[Dataset items]

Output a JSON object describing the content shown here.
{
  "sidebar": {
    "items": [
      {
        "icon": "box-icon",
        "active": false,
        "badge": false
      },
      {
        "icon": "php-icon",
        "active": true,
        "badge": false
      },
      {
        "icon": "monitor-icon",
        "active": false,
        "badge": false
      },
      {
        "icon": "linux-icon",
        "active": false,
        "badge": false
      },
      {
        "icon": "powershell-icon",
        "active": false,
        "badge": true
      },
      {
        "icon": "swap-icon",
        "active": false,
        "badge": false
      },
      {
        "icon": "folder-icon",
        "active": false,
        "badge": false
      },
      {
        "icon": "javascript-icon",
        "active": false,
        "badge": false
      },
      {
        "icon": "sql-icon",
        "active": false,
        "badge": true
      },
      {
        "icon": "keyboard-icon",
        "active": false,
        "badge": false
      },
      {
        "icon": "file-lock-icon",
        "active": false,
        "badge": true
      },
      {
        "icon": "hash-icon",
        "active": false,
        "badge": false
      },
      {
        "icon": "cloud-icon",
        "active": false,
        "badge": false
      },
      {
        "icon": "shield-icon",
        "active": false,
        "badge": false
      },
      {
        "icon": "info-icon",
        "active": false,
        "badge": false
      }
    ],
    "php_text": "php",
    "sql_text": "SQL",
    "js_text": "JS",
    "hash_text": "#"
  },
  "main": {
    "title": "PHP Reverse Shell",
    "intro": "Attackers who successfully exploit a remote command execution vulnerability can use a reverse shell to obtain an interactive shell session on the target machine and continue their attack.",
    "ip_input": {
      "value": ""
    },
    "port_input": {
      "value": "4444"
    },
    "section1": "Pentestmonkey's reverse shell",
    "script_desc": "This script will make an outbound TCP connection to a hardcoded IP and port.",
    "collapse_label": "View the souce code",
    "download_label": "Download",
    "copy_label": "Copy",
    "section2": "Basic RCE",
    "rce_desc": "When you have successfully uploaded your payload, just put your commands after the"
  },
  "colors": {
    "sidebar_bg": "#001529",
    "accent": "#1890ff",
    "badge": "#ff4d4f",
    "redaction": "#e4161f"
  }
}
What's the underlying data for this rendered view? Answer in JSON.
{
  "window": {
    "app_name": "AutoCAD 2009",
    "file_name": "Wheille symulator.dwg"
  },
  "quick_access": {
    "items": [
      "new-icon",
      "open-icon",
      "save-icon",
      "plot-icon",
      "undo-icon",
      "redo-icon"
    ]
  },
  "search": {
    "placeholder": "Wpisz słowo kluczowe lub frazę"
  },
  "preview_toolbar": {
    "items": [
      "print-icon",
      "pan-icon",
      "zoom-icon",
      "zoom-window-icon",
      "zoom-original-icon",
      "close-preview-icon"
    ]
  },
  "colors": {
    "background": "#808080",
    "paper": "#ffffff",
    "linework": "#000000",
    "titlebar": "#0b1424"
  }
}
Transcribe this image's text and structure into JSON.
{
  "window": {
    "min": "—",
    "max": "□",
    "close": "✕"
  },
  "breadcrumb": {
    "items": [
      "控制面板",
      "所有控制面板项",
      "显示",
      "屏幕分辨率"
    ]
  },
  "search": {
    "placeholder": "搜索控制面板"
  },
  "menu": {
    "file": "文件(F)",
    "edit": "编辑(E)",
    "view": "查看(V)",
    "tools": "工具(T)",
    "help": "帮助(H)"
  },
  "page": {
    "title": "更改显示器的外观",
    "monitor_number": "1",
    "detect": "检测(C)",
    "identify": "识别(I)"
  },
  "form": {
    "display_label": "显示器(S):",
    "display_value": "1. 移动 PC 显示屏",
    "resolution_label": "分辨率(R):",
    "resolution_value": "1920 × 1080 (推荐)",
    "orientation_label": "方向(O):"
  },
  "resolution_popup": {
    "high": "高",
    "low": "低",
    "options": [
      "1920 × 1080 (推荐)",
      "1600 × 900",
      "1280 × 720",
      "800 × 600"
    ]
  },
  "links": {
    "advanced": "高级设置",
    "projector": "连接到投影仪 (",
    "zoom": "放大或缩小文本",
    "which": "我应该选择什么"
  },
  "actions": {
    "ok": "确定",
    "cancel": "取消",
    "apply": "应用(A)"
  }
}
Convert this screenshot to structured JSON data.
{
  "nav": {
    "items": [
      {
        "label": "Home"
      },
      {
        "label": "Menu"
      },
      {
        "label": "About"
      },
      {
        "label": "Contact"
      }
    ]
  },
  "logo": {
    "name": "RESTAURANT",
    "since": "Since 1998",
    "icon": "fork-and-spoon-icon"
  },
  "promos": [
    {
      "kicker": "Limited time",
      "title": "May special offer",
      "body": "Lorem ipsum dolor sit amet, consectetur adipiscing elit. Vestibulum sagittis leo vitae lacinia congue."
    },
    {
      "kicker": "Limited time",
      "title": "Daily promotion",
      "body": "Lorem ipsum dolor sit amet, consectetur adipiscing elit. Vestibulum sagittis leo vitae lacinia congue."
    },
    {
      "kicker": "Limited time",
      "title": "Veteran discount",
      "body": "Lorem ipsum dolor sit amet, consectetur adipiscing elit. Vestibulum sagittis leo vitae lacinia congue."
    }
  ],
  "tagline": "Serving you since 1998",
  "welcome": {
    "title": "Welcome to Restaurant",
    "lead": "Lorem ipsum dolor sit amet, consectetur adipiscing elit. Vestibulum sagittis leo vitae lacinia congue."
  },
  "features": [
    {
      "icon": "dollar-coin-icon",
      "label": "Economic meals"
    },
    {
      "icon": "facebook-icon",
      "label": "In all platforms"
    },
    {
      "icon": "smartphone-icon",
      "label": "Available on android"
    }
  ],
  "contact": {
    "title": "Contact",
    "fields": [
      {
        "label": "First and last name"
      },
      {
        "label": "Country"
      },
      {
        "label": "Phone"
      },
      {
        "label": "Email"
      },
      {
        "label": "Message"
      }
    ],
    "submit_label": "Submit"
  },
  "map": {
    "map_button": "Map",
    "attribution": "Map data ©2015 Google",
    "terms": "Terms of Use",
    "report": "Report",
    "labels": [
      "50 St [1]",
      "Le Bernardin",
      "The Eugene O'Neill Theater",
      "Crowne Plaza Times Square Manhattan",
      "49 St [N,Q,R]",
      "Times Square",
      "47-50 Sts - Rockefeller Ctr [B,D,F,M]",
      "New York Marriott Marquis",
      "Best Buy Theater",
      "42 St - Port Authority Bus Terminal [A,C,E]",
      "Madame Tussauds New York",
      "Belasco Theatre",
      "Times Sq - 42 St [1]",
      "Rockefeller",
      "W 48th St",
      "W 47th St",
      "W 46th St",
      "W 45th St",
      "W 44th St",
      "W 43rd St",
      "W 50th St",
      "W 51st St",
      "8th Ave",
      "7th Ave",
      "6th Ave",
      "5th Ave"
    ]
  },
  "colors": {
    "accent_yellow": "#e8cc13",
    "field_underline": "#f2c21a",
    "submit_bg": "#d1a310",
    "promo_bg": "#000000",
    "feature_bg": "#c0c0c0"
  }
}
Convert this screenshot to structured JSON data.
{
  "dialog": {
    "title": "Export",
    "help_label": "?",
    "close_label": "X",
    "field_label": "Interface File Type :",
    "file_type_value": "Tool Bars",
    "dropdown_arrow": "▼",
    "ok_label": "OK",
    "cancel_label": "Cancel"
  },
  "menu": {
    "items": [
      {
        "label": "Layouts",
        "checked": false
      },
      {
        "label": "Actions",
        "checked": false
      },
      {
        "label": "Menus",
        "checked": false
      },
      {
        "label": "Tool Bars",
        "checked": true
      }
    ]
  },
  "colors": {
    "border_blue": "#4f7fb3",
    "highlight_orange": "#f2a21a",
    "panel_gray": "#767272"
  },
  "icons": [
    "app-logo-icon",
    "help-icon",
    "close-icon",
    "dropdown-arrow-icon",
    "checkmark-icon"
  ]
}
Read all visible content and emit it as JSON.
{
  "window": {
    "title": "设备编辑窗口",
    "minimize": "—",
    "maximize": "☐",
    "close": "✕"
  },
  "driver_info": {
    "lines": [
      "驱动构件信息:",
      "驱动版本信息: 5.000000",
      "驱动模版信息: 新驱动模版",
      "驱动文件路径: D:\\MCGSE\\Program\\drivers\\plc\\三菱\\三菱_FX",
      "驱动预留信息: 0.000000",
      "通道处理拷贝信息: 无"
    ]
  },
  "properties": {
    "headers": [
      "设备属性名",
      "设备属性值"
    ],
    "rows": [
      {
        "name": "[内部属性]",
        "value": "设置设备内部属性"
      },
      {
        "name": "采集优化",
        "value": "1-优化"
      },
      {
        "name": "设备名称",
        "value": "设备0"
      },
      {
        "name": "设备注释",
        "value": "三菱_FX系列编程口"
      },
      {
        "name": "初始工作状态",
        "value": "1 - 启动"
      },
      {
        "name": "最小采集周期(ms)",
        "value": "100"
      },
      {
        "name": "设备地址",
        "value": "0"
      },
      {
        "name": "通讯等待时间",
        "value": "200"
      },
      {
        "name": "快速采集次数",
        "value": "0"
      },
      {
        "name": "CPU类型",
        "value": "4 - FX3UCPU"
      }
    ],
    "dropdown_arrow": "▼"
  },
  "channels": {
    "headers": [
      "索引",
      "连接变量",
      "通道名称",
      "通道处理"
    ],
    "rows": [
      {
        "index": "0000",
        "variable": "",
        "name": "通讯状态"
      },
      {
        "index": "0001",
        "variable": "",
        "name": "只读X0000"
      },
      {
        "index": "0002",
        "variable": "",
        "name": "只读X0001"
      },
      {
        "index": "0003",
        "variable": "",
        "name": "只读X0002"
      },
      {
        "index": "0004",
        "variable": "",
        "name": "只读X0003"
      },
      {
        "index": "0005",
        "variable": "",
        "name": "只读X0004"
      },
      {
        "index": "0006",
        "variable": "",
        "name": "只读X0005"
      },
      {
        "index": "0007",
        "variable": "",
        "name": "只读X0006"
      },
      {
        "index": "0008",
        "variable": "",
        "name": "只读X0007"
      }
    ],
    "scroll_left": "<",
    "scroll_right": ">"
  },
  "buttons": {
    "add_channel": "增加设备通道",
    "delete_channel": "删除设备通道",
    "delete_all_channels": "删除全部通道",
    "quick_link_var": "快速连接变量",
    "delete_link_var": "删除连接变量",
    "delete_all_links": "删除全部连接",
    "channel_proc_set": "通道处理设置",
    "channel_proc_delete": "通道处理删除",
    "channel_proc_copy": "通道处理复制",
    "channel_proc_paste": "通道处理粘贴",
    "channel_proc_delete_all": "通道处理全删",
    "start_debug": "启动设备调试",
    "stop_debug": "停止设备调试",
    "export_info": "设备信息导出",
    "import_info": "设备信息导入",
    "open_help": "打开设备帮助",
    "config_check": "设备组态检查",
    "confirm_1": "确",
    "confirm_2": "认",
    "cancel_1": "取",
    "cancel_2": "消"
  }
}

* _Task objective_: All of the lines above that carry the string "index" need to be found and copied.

* _Solution for this exercise_:
        "index": "0000",
        "index": "0001",
        "index": "0002",
        "index": "0003",
        "index": "0004",
        "index": "0005",
        "index": "0006",
        "index": "0007",
        "index": "0008",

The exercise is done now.